Part ofThe Form of Structure, the Structure of Form: Essays in honor of Jean Lowenstamm
Edited by Sabrina Bendjaballah, Noam Faust, Mohamed Lahrouchi and Nicola Lampitelli
[Language Faculty and Beyond 12] 2014
► pp. 333–348

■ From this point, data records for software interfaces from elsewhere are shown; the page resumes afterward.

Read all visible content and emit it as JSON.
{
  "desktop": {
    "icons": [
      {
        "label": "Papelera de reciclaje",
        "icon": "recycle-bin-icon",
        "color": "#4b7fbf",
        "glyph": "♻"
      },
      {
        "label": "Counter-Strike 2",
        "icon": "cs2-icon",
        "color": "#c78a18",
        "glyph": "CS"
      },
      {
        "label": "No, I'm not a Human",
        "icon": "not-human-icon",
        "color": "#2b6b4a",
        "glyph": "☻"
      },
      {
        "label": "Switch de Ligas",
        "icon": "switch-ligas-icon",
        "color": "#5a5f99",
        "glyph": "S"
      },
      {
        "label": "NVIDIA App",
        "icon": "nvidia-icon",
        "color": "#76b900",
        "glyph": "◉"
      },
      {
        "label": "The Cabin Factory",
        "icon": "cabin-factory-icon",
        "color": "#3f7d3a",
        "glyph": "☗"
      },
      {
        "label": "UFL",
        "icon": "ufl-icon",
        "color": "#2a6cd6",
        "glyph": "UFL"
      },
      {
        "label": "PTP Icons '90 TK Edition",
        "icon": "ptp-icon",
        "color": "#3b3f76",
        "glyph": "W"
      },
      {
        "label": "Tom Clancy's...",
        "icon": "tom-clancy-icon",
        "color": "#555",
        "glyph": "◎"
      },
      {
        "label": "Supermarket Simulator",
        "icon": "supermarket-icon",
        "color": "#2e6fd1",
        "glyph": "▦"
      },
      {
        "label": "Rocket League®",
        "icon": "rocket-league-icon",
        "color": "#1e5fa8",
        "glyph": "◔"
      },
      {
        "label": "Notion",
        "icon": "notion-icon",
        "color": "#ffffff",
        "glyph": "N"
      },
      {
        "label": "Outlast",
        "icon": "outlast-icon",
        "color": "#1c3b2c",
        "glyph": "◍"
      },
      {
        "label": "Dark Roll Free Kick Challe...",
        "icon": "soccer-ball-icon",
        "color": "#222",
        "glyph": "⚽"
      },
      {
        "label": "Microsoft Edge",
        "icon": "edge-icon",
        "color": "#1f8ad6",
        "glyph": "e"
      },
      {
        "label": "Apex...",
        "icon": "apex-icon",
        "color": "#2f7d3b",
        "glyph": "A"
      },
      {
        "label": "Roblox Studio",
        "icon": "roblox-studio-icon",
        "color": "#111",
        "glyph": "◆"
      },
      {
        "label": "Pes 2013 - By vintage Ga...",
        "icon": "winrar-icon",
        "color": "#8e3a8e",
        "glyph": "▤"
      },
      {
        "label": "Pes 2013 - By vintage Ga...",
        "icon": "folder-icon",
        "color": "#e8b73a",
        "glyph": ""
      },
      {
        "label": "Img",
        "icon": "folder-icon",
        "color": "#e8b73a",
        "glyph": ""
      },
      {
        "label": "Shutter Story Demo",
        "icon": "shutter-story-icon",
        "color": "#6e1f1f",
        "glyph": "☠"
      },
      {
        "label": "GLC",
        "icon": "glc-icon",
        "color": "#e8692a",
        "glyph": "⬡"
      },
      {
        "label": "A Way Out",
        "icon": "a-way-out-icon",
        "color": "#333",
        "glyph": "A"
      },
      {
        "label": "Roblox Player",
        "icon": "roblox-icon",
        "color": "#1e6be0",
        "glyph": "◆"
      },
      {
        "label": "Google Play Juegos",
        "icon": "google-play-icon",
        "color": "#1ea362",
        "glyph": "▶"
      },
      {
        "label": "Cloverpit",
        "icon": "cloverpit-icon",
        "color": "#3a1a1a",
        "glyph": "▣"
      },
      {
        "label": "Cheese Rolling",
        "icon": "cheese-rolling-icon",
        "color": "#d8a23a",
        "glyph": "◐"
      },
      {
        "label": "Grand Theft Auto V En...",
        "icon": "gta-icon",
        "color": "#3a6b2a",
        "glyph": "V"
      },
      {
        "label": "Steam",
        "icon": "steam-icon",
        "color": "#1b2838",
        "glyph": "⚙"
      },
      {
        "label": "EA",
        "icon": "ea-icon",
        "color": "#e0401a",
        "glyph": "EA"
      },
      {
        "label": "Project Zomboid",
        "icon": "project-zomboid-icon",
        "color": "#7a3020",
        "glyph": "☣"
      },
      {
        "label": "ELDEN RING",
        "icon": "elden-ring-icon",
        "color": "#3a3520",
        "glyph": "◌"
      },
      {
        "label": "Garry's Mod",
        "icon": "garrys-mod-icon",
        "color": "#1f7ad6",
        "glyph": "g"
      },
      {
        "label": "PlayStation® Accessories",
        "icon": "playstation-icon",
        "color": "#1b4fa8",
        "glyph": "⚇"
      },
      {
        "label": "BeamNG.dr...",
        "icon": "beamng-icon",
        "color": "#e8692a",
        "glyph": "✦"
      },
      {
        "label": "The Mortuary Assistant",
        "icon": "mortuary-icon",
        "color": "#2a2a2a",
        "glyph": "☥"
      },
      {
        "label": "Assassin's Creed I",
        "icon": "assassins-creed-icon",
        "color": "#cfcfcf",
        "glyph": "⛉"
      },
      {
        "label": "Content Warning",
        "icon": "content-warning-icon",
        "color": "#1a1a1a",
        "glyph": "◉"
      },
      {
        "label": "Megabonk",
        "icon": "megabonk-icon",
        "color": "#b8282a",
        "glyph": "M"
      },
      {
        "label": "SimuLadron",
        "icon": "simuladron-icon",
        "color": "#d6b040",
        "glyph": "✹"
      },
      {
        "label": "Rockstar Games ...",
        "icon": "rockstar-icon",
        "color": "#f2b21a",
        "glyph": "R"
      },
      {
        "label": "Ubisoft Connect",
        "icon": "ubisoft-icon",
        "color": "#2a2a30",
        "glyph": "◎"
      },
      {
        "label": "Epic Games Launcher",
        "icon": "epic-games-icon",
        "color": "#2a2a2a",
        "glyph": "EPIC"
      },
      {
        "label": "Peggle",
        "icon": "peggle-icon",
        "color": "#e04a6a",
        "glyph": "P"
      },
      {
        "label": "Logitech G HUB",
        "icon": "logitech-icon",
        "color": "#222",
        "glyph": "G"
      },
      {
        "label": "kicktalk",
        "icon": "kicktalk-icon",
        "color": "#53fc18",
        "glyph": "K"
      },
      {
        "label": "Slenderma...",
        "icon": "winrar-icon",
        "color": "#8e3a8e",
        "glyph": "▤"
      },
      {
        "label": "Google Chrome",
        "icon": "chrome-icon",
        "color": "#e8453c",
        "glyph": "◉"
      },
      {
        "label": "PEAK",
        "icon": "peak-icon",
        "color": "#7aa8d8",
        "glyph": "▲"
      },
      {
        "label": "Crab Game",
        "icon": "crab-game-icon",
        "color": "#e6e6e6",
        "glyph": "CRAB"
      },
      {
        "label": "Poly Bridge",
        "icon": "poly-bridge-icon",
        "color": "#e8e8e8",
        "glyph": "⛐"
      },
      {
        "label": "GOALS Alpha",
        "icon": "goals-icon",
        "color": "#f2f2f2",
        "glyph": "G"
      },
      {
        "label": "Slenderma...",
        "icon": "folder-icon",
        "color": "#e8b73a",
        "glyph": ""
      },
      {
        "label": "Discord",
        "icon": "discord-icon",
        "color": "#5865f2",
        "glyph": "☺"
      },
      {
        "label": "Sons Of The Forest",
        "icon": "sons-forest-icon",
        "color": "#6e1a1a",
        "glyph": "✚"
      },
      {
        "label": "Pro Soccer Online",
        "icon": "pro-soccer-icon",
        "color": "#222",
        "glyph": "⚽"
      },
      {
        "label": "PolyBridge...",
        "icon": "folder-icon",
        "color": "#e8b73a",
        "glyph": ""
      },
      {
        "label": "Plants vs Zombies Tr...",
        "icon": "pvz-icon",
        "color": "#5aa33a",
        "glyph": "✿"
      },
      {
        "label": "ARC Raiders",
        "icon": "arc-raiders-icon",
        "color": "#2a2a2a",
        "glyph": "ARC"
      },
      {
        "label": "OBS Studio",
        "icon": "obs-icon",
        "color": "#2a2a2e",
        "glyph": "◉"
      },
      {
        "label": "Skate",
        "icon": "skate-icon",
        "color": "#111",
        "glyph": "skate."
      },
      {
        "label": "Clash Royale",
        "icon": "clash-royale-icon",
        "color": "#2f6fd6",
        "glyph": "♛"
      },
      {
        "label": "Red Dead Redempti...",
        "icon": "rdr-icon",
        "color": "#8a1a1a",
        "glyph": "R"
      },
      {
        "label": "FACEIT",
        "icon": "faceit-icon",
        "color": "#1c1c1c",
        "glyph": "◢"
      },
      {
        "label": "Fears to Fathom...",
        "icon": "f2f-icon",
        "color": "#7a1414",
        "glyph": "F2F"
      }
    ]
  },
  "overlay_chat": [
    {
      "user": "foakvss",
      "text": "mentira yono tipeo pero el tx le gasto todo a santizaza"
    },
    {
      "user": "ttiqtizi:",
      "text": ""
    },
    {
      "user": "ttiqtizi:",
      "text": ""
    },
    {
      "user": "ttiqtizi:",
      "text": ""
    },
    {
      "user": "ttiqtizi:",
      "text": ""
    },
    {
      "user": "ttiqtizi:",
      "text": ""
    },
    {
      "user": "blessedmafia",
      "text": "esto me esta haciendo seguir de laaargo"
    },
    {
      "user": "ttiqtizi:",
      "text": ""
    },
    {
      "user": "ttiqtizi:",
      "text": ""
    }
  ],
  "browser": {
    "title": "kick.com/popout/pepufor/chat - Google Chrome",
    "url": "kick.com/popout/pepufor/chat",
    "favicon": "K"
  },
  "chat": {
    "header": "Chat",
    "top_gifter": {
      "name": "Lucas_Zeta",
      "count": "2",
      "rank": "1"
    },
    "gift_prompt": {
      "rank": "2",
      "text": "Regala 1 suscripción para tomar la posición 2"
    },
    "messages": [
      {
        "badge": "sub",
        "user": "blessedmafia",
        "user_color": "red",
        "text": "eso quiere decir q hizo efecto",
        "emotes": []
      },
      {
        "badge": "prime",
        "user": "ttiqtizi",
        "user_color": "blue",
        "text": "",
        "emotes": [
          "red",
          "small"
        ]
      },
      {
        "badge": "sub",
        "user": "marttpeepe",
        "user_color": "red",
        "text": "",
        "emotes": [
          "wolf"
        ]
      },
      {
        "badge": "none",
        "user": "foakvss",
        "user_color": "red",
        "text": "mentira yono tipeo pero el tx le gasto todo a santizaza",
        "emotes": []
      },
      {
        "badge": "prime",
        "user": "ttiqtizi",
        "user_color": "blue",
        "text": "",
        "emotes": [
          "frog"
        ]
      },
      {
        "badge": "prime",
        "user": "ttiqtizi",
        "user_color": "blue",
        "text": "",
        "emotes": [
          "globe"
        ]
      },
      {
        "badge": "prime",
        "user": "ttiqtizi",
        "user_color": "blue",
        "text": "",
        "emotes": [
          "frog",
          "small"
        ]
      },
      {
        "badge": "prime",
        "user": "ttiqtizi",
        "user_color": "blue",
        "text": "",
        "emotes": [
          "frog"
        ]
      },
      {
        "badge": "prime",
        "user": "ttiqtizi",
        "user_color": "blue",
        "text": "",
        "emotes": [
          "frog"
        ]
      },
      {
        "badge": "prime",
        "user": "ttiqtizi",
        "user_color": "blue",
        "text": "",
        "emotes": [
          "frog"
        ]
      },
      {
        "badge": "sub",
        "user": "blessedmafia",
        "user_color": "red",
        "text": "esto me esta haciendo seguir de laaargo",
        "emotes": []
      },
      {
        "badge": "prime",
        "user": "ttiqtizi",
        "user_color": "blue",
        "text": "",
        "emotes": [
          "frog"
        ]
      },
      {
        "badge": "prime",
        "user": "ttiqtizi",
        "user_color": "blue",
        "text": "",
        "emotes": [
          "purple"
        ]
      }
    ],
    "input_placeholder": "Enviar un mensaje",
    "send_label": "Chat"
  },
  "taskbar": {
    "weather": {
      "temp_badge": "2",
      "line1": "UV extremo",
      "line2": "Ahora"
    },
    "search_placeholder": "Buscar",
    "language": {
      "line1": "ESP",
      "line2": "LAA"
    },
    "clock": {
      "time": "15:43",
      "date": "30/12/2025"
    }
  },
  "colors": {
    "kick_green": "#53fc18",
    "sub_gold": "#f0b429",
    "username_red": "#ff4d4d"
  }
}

Moroccan Arabic has many transitive verbs that are causative in form and meaning but lack intransitive variants that are non-causative in form and meaning. Instead, the non-causative intransitive use of these verbs requires morphosyntactic derivation by anticausativization. This article explores the hypothesis that the causative verbs in question may not derive from abstract roots via non-attested non-causative forms, but rather, from lexicalizations with a fossilized causative form. Moreover, they appear to be the manifestation of a broader typological tendency that invites alignment with detransitivizing languages, which lexicalize transitive forms and derive intransitive variants by anticausativization (Nichols et al. 2004).